Have You Been Abused? Consider VAWA
Here’s where things get a little confusing. If you are a victim of domestic violence, you have the option to file for VAWA (I-360). The USCIS has created a way for immigrants that are abused to self-petition for their own green card. The only requirement for filing for VAWA is that you had a bona fide marriage.
Unfortunately, if you did not marry the US petitioner, you will not qualify for VAWA even if you were abused.
Don’t get me wrong, it is not easy to get approved for VAWA but it is the best option if you have been the victim of violence. Filing for VAWA is similar to other types of applications and you will need to gather evidence to support your claims. You must have a valid marriage (marriage certificate) and documented proof that you entered the marriage in good faith.
Learn about what documents are required when filing for VAWA and the application process.
VAWA petitions are not always successful, especially if you do not have enough supporting evidence. Even if you are denied – you will have the opportunity to appeal the decision or reapply with more supporting evidence.
Choosing to Leave The US
This is the last option that you have and it may be the best. If you did not marry the US petitioner, it’s best to leave the US so that you don’t accrue unlawful presence. This may seem like a blow to your ego but it may be a blessing in disguise. I have seen situations where the K1 fiance married their US petitioner but refused to file for adjustment of status. This then leaves the immigrant with no green card and no authorization to work or drive.
It blows my mind that someone would hold a green card over their spouse’s head! This is considered abuse.
In an ideal situation – you know the person you are marrying and they would never do this. But, people do change. You must protect yourself and know your rights when it comes to immigration. As tempting as it is to stay in the US and “work under the table”; don’t do it! You may not get caught but you will always be looking behind your back. Employers will also take advantage of you because they know that you fear getting deported.

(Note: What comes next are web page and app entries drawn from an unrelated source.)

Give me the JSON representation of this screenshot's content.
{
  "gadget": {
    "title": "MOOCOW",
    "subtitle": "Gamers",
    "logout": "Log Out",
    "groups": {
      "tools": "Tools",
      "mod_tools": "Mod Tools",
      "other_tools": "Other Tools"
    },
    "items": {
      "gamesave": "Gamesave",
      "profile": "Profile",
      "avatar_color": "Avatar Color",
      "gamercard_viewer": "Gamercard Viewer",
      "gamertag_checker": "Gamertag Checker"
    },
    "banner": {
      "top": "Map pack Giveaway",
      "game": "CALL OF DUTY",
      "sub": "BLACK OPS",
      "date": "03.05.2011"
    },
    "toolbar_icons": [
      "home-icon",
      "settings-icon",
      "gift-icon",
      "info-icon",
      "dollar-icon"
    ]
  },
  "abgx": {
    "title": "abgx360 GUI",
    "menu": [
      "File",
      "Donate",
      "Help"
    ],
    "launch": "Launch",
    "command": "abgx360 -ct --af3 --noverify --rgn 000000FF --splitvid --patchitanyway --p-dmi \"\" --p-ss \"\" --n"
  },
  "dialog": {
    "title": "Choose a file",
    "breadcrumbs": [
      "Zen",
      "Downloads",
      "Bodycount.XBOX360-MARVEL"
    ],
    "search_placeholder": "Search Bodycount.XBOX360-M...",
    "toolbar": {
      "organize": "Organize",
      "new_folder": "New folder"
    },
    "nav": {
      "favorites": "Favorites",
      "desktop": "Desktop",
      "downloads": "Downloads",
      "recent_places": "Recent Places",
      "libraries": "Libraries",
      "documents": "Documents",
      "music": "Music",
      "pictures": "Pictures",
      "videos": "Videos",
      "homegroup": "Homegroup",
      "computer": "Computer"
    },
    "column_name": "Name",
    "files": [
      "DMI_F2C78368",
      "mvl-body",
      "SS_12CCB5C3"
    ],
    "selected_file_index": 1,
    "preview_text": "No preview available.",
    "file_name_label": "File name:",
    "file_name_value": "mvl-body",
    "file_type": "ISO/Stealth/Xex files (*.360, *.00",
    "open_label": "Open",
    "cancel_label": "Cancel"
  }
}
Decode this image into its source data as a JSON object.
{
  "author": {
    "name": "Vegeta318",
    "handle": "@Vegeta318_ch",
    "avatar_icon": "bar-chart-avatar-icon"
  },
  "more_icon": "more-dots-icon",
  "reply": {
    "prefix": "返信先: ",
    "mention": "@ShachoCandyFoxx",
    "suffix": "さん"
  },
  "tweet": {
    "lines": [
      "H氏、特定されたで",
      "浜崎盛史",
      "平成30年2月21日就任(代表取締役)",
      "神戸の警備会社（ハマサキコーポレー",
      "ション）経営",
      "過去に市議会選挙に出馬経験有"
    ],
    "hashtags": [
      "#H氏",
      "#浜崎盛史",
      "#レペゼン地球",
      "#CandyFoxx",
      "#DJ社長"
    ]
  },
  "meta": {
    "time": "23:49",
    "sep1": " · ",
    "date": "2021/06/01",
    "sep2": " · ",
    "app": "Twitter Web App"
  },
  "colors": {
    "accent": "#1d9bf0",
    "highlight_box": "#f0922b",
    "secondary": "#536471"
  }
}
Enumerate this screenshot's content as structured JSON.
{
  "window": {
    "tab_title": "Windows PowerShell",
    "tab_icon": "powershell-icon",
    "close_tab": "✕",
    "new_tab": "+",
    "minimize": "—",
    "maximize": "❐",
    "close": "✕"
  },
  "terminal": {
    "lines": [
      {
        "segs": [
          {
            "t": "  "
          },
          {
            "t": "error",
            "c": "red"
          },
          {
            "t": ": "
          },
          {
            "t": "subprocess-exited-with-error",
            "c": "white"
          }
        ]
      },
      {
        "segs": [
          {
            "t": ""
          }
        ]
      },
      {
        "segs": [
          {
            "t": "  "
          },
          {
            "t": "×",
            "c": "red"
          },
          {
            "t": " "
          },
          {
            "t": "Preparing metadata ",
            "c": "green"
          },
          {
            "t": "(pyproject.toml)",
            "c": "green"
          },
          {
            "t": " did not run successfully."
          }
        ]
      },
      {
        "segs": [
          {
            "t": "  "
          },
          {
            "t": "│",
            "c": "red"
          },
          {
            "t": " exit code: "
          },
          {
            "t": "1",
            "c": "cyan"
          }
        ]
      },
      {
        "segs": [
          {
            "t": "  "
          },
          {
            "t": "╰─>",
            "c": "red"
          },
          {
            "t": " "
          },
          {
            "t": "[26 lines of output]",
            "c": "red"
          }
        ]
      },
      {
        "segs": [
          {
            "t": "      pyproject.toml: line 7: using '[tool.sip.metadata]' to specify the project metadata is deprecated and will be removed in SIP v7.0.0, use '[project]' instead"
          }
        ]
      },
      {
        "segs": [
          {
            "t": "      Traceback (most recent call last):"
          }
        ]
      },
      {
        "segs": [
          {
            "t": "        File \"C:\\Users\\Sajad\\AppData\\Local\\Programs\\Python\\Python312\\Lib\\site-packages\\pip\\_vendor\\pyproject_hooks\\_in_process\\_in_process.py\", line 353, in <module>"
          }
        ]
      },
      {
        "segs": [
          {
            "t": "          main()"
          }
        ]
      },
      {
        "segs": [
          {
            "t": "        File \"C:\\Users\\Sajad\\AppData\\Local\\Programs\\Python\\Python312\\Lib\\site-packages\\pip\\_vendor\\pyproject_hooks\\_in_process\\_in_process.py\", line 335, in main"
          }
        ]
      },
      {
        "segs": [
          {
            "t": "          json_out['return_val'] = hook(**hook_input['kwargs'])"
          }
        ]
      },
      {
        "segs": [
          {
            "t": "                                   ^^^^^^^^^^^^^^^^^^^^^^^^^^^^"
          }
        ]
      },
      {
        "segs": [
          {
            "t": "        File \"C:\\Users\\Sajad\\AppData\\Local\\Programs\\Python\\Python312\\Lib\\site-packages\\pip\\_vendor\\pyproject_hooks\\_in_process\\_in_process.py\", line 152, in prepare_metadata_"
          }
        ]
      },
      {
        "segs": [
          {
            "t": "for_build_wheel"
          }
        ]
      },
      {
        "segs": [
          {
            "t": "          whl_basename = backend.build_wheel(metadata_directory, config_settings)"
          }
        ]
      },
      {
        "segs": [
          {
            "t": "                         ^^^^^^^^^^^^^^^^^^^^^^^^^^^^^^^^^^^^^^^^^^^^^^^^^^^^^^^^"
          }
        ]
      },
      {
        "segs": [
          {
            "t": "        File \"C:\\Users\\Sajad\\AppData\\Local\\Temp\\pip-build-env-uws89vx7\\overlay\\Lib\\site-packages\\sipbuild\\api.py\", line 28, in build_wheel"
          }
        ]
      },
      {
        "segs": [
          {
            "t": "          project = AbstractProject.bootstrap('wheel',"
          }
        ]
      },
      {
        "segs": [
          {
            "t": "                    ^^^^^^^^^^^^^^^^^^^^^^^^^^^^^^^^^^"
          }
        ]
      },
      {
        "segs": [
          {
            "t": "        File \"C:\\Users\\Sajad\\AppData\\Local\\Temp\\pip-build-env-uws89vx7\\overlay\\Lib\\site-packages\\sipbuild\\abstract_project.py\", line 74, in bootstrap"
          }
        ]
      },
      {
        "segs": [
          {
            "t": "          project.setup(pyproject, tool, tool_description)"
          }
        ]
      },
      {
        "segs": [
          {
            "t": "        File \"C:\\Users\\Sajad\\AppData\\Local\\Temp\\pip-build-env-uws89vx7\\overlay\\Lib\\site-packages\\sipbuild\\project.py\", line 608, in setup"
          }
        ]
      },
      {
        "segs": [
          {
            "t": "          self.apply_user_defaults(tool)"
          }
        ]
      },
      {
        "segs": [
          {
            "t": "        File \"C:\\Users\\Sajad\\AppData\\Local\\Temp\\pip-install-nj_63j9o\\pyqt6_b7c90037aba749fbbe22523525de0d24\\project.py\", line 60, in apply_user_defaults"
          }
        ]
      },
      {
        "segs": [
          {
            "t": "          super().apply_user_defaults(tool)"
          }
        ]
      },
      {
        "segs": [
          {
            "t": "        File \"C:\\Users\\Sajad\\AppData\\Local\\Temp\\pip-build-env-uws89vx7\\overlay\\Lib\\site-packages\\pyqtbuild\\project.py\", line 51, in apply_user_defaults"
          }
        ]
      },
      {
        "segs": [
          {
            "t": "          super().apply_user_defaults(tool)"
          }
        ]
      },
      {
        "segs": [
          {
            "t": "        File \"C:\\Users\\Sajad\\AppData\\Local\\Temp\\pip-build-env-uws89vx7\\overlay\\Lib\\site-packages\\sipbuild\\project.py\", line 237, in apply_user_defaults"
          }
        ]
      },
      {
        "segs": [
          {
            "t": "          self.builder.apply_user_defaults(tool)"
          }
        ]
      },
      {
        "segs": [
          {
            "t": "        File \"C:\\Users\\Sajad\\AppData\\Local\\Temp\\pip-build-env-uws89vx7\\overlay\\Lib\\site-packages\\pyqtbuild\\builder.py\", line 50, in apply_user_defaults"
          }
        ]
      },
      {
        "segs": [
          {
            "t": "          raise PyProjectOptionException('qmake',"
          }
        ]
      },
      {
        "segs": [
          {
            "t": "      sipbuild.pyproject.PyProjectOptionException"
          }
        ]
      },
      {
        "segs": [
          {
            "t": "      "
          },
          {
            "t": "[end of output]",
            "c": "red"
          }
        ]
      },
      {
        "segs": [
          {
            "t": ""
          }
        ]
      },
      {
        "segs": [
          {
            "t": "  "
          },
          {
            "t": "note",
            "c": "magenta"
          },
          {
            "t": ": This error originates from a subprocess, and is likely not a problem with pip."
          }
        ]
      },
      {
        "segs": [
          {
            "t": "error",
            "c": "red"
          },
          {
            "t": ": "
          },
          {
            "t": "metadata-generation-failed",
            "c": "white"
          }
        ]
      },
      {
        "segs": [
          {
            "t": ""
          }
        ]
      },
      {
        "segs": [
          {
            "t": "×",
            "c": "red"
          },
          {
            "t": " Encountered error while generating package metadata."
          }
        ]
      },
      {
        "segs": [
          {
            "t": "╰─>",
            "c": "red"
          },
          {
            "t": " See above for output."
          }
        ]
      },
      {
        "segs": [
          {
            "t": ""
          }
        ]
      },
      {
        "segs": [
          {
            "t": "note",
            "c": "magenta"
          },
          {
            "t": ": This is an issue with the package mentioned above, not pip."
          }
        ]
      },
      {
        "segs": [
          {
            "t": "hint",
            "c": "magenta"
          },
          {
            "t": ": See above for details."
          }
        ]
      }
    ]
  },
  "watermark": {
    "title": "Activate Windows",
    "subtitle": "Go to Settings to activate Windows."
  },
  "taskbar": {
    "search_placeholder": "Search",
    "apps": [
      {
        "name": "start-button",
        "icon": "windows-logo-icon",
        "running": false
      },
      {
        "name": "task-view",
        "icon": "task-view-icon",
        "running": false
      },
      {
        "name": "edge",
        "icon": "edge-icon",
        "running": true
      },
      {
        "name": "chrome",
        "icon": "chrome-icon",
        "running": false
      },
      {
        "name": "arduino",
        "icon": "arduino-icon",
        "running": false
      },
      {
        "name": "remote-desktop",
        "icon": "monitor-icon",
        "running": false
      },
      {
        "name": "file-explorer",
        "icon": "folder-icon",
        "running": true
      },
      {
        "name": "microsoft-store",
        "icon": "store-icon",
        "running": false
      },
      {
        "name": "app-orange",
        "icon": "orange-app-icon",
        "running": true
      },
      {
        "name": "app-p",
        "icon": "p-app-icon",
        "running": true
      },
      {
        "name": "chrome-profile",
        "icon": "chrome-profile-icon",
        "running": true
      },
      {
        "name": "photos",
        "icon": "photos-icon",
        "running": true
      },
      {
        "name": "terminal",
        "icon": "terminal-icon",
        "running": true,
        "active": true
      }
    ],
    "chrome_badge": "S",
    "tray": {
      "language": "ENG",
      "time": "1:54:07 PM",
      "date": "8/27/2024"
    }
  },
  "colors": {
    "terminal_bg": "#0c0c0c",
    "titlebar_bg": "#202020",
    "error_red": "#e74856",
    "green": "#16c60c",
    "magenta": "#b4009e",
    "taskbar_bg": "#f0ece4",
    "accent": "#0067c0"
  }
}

Once you decide that you are moving back, pack all your things and buy a plane ticket. If you cannot afford a ticket, ask friends or family to help you out. There are also charities that may be able to assist you.
By leaving on your own it shows that you respect the legal immigration process. This will definitely help you in the future if you were to apply for another immigrant visa. I also want to mention that some immigration lawyers will tell you that you can avoid leaving the US. Be careful with bad advice because this can get you in real trouble with the USCIS.
If you did not marry the US citizen, you options are very limited.
Think of this situation as a learning experience – a cautionary tale that you can use to weed out untrustworthy people out of your life.
Hi! I’m a foreign born Canadian that has immigrated to the United States to marry the love of my life. I successfully navigated the U.S. immigration system all the way to U.S. citizenship. It wasn’t easy but I can help you do the same. Looking to move to the United States? Let’s submit the best application possible. Whether you’re applying for a visa, green card or naturalization; get real answers to your immigration questions.